But I digress from the question: How does it differ to the west? When I think about new media in the Arab world the first thing that comes to mind is constraints. There are technological constrains in some parts of the Arab world – good internet connectivity can be very expensive and might not be widely available. Hosting can also be an issue. Local hosting companies are rare in some parts and are usually expensive. Western hosting can be bought but the cost is still high.
Then there is censorship. In some Arab countries you can’t access services like Blogger or YouTube. In others you might be able to get started but soon find that if your content isn’t acceptable then your site might be blocked.
The biggest difference for me though is the reason people use the services. I feel that in some parts of the Arab world the services are mainly used as a way to escape restrictions in daily life. As with the example above about Egypt, it gives young people the chance to talk about their lives and their governments in a way they can’t do in public. That’s not to say people in the west don’t do the same, I just get the impression that it’s more widespread in the Arab world.
NatMags has confirmed the departure of Hearst Digital managing director Alex Ballantyne and group agency sales chief, Stuart Flint, as part of layoffs that will reportedly affect half of the publisher’s digital operation.
Statement from Wilmington, publishers of Press Gazette:
“Unfortunately Press Gazette, along with much of the profession, has suffered from a declining market during these years and its losses have increased. We have therefore been forced to conclude that the market required to sustain a commercially viable Press Gazette magazine no longer exists. The last hard copy edition of Press Gazette will therefore be the May edition which will be published in April.”

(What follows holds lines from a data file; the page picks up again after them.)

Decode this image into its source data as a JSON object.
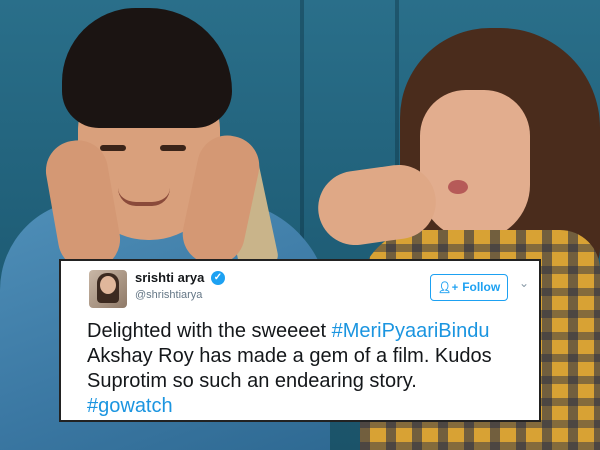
{
  "tweet": {
    "name": "srishti arya",
    "handle": "@shrishtiarya",
    "follow_label": "Follow",
    "lines": [
      {
        "parts": [
          {
            "text": "Delighted with the sweeeet ",
            "hashtag": false
          },
          {
            "text": "#MeriPyaariBindu",
            "hashtag": true
          }
        ]
      },
      {
        "parts": [
          {
            "text": "Akshay Roy has made a gem of a film. Kudos",
            "hashtag": false
          }
        ]
      },
      {
        "parts": [
          {
            "text": "Suprotim so such an endearing story.",
            "hashtag": false
          }
        ]
      },
      {
        "parts": [
          {
            "text": "#gowatch",
            "hashtag": true
          }
        ]
      }
    ]
  },
  "icons": {
    "verified": "verified-badge-icon",
    "follow": "add-user-icon",
    "more": "chevron-down-icon"
  },
  "colors": {
    "accent": "#1da1f2",
    "hashtag": "#1b95e0",
    "text": "#14171a",
    "muted": "#657786"
  }
}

Update: Over at MediaGuardian Roy Greenslade reports that there will be no future news content on the site:
“There will be no journalism on the site,” said Les Kelly, the managing director of Wilmington’s media and entertainment division.
He added: “There will not be news coverage but we will develop the site to offer other services, such as training and freelance referrals.”

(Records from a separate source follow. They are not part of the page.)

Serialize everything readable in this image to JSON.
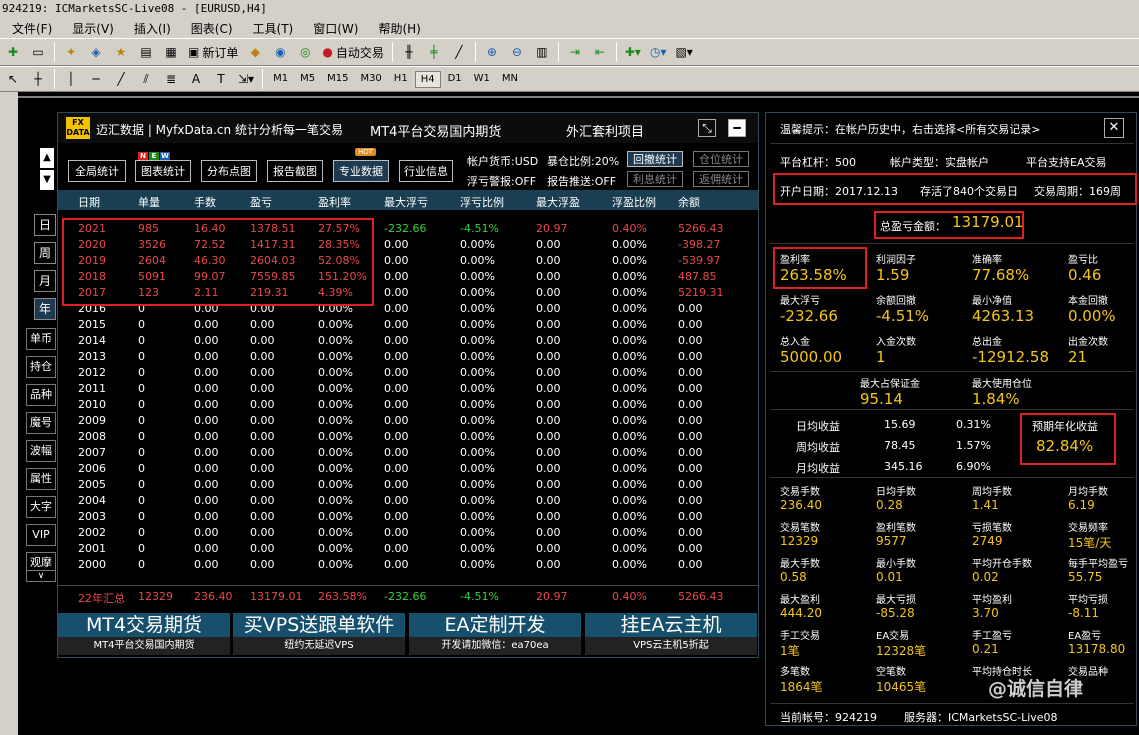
{
  "window": {
    "title": "924219: ICMarketsSC-Live08 - [EURUSD,H4]"
  },
  "menu": [
    "文件(F)",
    "显示(V)",
    "插入(I)",
    "图表(C)",
    "工具(T)",
    "窗口(W)",
    "帮助(H)"
  ],
  "toolbar": {
    "new_order": "新订单",
    "auto_trade": "自动交易",
    "timeframes": [
      "M1",
      "M5",
      "M15",
      "M30",
      "H1",
      "H4",
      "D1",
      "W1",
      "MN"
    ],
    "active_timeframe": "H4"
  },
  "panel": {
    "logo": "FX DATA",
    "brand": "迈汇数据 | MyfxData.cn  统计分析每一笔交易",
    "ad1": "MT4平台交易国内期货",
    "ad2": "外汇套利项目",
    "buttons": [
      "全局统计",
      "图表统计",
      "分布点图",
      "报告截图",
      "专业数据",
      "行业信息"
    ],
    "badge_new": [
      "N",
      "E",
      "W"
    ],
    "badge_hot": "HOT",
    "info": {
      "currency": "帐户货币:USD",
      "exposure": "暴仓比例:20%",
      "float_alert": "浮亏警报:OFF",
      "report_push": "报告推送:OFF"
    },
    "side_buttons": [
      "回撤统计",
      "仓位统计",
      "利息统计",
      "返佣统计"
    ],
    "period_buttons": [
      "日",
      "周",
      "月",
      "年"
    ],
    "active_period": "年",
    "nav_buttons": [
      "单币",
      "持仓",
      "品种",
      "魔号",
      "波幅",
      "属性",
      "大字",
      "VIP",
      "观摩",
      "∨"
    ],
    "headers": [
      "日期",
      "单量",
      "手数",
      "盈亏",
      "盈利率",
      "最大浮亏",
      "浮亏比例",
      "最大浮盈",
      "浮盈比例",
      "余额"
    ],
    "rows": [
      [
        "2021",
        "985",
        "16.40",
        "1378.51",
        "27.57%",
        "-232.66",
        "-4.51%",
        "20.97",
        "0.40%",
        "5266.43"
      ],
      [
        "2020",
        "3526",
        "72.52",
        "1417.31",
        "28.35%",
        "0.00",
        "0.00%",
        "0.00",
        "0.00%",
        "-398.27"
      ],
      [
        "2019",
        "2604",
        "46.30",
        "2604.03",
        "52.08%",
        "0.00",
        "0.00%",
        "0.00",
        "0.00%",
        "-539.97"
      ],
      [
        "2018",
        "5091",
        "99.07",
        "7559.85",
        "151.20%",
        "0.00",
        "0.00%",
        "0.00",
        "0.00%",
        "487.85"
      ],
      [
        "2017",
        "123",
        "2.11",
        "219.31",
        "4.39%",
        "0.00",
        "0.00%",
        "0.00",
        "0.00%",
        "5219.31"
      ],
      [
        "2016",
        "0",
        "0.00",
        "0.00",
        "0.00%",
        "0.00",
        "0.00%",
        "0.00",
        "0.00%",
        "0.00"
      ],
      [
        "2015",
        "0",
        "0.00",
        "0.00",
        "0.00%",
        "0.00",
        "0.00%",
        "0.00",
        "0.00%",
        "0.00"
      ],
      [
        "2014",
        "0",
        "0.00",
        "0.00",
        "0.00%",
        "0.00",
        "0.00%",
        "0.00",
        "0.00%",
        "0.00"
      ],
      [
        "2013",
        "0",
        "0.00",
        "0.00",
        "0.00%",
        "0.00",
        "0.00%",
        "0.00",
        "0.00%",
        "0.00"
      ],
      [
        "2012",
        "0",
        "0.00",
        "0.00",
        "0.00%",
        "0.00",
        "0.00%",
        "0.00",
        "0.00%",
        "0.00"
      ],
      [
        "2011",
        "0",
        "0.00",
        "0.00",
        "0.00%",
        "0.00",
        "0.00%",
        "0.00",
        "0.00%",
        "0.00"
      ],
      [
        "2010",
        "0",
        "0.00",
        "0.00",
        "0.00%",
        "0.00",
        "0.00%",
        "0.00",
        "0.00%",
        "0.00"
      ],
      [
        "2009",
        "0",
        "0.00",
        "0.00",
        "0.00%",
        "0.00",
        "0.00%",
        "0.00",
        "0.00%",
        "0.00"
      ],
      [
        "2008",
        "0",
        "0.00",
        "0.00",
        "0.00%",
        "0.00",
        "0.00%",
        "0.00",
        "0.00%",
        "0.00"
      ],
      [
        "2007",
        "0",
        "0.00",
        "0.00",
        "0.00%",
        "0.00",
        "0.00%",
        "0.00",
        "0.00%",
        "0.00"
      ],
      [
        "2006",
        "0",
        "0.00",
        "0.00",
        "0.00%",
        "0.00",
        "0.00%",
        "0.00",
        "0.00%",
        "0.00"
      ],
      [
        "2005",
        "0",
        "0.00",
        "0.00",
        "0.00%",
        "0.00",
        "0.00%",
        "0.00",
        "0.00%",
        "0.00"
      ],
      [
        "2004",
        "0",
        "0.00",
        "0.00",
        "0.00%",
        "0.00",
        "0.00%",
        "0.00",
        "0.00%",
        "0.00"
      ],
      [
        "2003",
        "0",
        "0.00",
        "0.00",
        "0.00%",
        "0.00",
        "0.00%",
        "0.00",
        "0.00%",
        "0.00"
      ],
      [
        "2002",
        "0",
        "0.00",
        "0.00",
        "0.00%",
        "0.00",
        "0.00%",
        "0.00",
        "0.00%",
        "0.00"
      ],
      [
        "2001",
        "0",
        "0.00",
        "0.00",
        "0.00%",
        "0.00",
        "0.00%",
        "0.00",
        "0.00%",
        "0.00"
      ],
      [
        "2000",
        "0",
        "0.00",
        "0.00",
        "0.00%",
        "0.00",
        "0.00%",
        "0.00",
        "0.00%",
        "0.00"
      ]
    ],
    "summary": [
      "22年汇总",
      "12329",
      "236.40",
      "13179.01",
      "263.58%",
      "-232.66",
      "-4.51%",
      "20.97",
      "0.40%",
      "5266.43"
    ],
    "banners": [
      {
        "big": "MT4交易期货",
        "small": "MT4平台交易国内期货"
      },
      {
        "big": "买VPS送跟单软件",
        "small": "纽约无延迟VPS"
      },
      {
        "big": "EA定制开发",
        "small": "开发请加微信：ea70ea"
      },
      {
        "big": "挂EA云主机",
        "small": "VPS云主机5折起"
      }
    ]
  },
  "right": {
    "hint": "温馨提示：在帐户历史中，右击选择<所有交易记录>",
    "leverage": "平台杠杆：500",
    "account_type": "帐户类型：实盘帐户",
    "ea_support": "平台支持EA交易",
    "open_date": "开户日期：2017.12.13",
    "survive": "存活了840个交易日",
    "cycle": "交易周期：169周",
    "total_label": "总盈亏金额：",
    "total_value": "13179.01",
    "stats1": [
      {
        "k": "盈利率",
        "v": "263.58%"
      },
      {
        "k": "利润因子",
        "v": "1.59"
      },
      {
        "k": "准确率",
        "v": "77.68%"
      },
      {
        "k": "盈亏比",
        "v": "0.46"
      },
      {
        "k": "最大浮亏",
        "v": "-232.66"
      },
      {
        "k": "余额回撤",
        "v": "-4.51%"
      },
      {
        "k": "最小净值",
        "v": "4263.13"
      },
      {
        "k": "本金回撤",
        "v": "0.00%"
      },
      {
        "k": "总入金",
        "v": "5000.00"
      },
      {
        "k": "入金次数",
        "v": "1"
      },
      {
        "k": "总出金",
        "v": "-12912.58"
      },
      {
        "k": "出金次数",
        "v": "21"
      }
    ],
    "margin": [
      {
        "k": "最大占保证金",
        "v": "95.14"
      },
      {
        "k": "最大使用仓位",
        "v": "1.84%"
      }
    ],
    "avg": [
      [
        "日均收益",
        "15.69",
        "0.31%"
      ],
      [
        "周均收益",
        "78.45",
        "1.57%"
      ],
      [
        "月均收益",
        "345.16",
        "6.90%"
      ]
    ],
    "annual_label": "预期年化收益",
    "annual_value": "82.84%",
    "stats2": [
      {
        "k": "交易手数",
        "v": "236.40"
      },
      {
        "k": "日均手数",
        "v": "0.28"
      },
      {
        "k": "周均手数",
        "v": "1.41"
      },
      {
        "k": "月均手数",
        "v": "6.19"
      },
      {
        "k": "交易笔数",
        "v": "12329"
      },
      {
        "k": "盈利笔数",
        "v": "9577"
      },
      {
        "k": "亏损笔数",
        "v": "2749"
      },
      {
        "k": "交易频率",
        "v": "15笔/天"
      },
      {
        "k": "最大手数",
        "v": "0.58"
      },
      {
        "k": "最小手数",
        "v": "0.01"
      },
      {
        "k": "平均开仓手数",
        "v": "0.02"
      },
      {
        "k": "每手平均盈亏",
        "v": "55.75"
      },
      {
        "k": "最大盈利",
        "v": "444.20"
      },
      {
        "k": "最大亏损",
        "v": "-85.28"
      },
      {
        "k": "平均盈利",
        "v": "3.70"
      },
      {
        "k": "平均亏损",
        "v": "-8.11"
      },
      {
        "k": "手工交易",
        "v": "1笔"
      },
      {
        "k": "EA交易",
        "v": "12328笔"
      },
      {
        "k": "手工盈亏",
        "v": "0.21"
      },
      {
        "k": "EA盈亏",
        "v": "13178.80"
      },
      {
        "k": "多笔数",
        "v": "1864笔"
      },
      {
        "k": "空笔数",
        "v": "10465笔"
      },
      {
        "k": "平均持仓时长",
        "v": ""
      },
      {
        "k": "交易品种",
        "v": ""
      }
    ],
    "account": "当前帐号：924219",
    "server": "服务器：ICMarketsSC-Live08"
  },
  "watermark": "@诚信自律",
  "colors": {
    "red": "#e02020",
    "yellow": "#f5c518",
    "green": "#3ad13a",
    "header_bg": "#1a3e52"
  }
}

A week with particularly brutal cuts across UK regional media, but news of a new digital appointment comes from Trinity Mirror this morning:
Richard Ayers has been appointed regional web publishing director for Trinity Mirror Regionals.
“In this key position Richard will work closely with the regional teams across the division to implement digital best practice and develop content and online services to drive usage, audience and online revenues across the regional network,” a release from the group said.
“Richard has a first class background in online publishing and I am delighted to welcome him to the team,” said Chris Bunyan, digital director of Trinity Mirror Regionals.
“The audience for our regional sites has increased by over 30 per cent year-on-year to around 5.5 milllon users a month. Richard’s experience and expertise will strengthen our digital team and will ensure we continue to deliver and drive compelling online user experiences for this growing audience across our regional websites,” Bunyan said, in the release.
Ayers career includes ten years at BBC News online, in ‘a number of senior digital roles;’ he was ‘portal director’ for Tiscali.co.uk, and more recently he was the managing director of a digital production agency, Magic Lantern.
The Trinity Mirror release also announced that Shaun Collins has been appointed as digital recruitment director, a role which sees him focus on ‘driving digital recruitment products and their performance’.